About this task>
Below is a listing. Copy each line of it that holds the word "header".

Given entries>
· · ·

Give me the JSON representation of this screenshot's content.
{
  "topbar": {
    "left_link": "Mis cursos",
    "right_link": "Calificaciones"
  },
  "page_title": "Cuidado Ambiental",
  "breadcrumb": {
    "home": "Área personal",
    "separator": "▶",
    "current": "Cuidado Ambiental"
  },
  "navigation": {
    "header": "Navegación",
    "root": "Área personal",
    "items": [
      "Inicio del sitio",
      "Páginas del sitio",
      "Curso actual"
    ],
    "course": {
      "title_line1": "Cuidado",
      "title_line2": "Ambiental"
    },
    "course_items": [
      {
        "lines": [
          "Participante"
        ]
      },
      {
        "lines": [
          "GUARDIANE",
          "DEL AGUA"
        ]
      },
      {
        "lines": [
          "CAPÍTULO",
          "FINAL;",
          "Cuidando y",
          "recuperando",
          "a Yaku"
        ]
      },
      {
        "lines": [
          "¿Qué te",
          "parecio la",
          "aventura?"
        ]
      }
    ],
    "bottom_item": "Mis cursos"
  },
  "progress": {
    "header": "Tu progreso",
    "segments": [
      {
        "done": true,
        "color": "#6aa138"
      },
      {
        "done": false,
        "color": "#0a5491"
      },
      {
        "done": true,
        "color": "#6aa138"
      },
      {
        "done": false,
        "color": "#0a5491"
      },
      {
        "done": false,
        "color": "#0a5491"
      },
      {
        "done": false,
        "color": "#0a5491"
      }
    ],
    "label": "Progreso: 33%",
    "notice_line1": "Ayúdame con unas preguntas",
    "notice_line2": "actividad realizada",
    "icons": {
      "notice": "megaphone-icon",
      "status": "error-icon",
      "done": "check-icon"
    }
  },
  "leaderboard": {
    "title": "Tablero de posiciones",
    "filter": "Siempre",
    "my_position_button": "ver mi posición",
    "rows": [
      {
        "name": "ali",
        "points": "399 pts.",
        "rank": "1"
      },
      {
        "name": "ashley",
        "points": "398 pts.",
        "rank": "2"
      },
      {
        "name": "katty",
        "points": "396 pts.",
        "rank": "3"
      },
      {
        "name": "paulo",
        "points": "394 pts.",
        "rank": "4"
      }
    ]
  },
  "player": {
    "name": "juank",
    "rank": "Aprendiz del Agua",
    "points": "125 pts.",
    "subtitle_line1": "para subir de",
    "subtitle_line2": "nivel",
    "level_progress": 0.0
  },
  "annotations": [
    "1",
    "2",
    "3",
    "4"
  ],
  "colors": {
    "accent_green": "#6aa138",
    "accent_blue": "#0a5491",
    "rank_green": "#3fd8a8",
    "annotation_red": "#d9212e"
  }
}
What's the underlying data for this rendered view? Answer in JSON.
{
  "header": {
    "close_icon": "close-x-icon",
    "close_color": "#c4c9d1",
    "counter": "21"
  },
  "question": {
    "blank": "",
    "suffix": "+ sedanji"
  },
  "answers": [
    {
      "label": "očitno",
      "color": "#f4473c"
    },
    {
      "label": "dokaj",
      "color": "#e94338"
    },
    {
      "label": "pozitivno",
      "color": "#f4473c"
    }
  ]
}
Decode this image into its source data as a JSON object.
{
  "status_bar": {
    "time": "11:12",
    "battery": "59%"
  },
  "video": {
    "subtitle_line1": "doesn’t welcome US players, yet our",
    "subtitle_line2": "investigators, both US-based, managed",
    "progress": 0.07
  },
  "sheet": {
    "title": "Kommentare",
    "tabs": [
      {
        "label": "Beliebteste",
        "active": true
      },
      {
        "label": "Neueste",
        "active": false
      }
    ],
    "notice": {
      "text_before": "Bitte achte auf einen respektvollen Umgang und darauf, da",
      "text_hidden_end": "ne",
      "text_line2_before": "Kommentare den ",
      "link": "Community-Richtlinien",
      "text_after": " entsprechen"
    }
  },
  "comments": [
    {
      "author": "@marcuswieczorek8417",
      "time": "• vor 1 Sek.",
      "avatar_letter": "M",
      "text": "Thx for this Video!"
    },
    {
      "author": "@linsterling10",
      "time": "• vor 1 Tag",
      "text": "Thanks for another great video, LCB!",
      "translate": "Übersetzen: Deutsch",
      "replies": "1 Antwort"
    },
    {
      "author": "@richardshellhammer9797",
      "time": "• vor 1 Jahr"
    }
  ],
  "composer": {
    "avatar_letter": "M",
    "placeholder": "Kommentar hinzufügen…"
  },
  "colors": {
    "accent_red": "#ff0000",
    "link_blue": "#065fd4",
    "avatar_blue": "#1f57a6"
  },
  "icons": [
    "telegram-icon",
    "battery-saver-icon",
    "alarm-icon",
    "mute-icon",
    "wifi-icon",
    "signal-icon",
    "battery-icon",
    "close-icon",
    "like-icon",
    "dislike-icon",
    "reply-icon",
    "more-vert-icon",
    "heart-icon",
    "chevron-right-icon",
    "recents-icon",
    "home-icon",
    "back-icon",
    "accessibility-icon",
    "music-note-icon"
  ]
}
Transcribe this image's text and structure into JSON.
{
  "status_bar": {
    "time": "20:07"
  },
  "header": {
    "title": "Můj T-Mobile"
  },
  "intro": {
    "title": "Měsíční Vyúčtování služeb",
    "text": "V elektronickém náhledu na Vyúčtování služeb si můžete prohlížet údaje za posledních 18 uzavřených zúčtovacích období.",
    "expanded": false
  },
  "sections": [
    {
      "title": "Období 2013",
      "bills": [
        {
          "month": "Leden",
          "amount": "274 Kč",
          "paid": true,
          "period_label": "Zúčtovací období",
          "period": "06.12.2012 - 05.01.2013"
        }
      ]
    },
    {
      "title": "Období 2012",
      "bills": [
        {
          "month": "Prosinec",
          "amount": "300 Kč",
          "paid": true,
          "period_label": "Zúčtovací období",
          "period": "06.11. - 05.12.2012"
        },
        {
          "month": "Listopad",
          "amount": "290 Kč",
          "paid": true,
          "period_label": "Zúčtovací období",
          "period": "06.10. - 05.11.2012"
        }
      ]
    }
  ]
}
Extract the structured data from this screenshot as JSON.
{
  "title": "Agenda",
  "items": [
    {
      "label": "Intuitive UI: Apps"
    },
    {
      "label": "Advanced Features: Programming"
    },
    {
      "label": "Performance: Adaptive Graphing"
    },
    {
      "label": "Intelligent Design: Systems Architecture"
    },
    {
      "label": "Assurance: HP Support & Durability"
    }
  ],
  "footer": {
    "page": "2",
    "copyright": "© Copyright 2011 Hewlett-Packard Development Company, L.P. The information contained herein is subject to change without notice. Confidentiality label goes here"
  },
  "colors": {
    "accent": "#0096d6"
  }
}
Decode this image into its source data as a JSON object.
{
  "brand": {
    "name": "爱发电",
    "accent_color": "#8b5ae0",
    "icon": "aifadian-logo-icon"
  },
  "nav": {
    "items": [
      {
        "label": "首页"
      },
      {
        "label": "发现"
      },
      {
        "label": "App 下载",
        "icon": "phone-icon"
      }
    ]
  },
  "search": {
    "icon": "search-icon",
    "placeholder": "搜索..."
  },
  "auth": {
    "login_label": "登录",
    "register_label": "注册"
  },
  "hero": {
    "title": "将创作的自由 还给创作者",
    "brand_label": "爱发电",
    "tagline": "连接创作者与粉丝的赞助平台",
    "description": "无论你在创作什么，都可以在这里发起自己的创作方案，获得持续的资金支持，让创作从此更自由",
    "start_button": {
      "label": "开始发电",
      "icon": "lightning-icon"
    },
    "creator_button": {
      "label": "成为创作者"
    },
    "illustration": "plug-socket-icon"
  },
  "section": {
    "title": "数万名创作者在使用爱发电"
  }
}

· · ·

The completed task>
    "header": "Navegación",
    "header": "Tu progreso",
  "header": {
  "header": {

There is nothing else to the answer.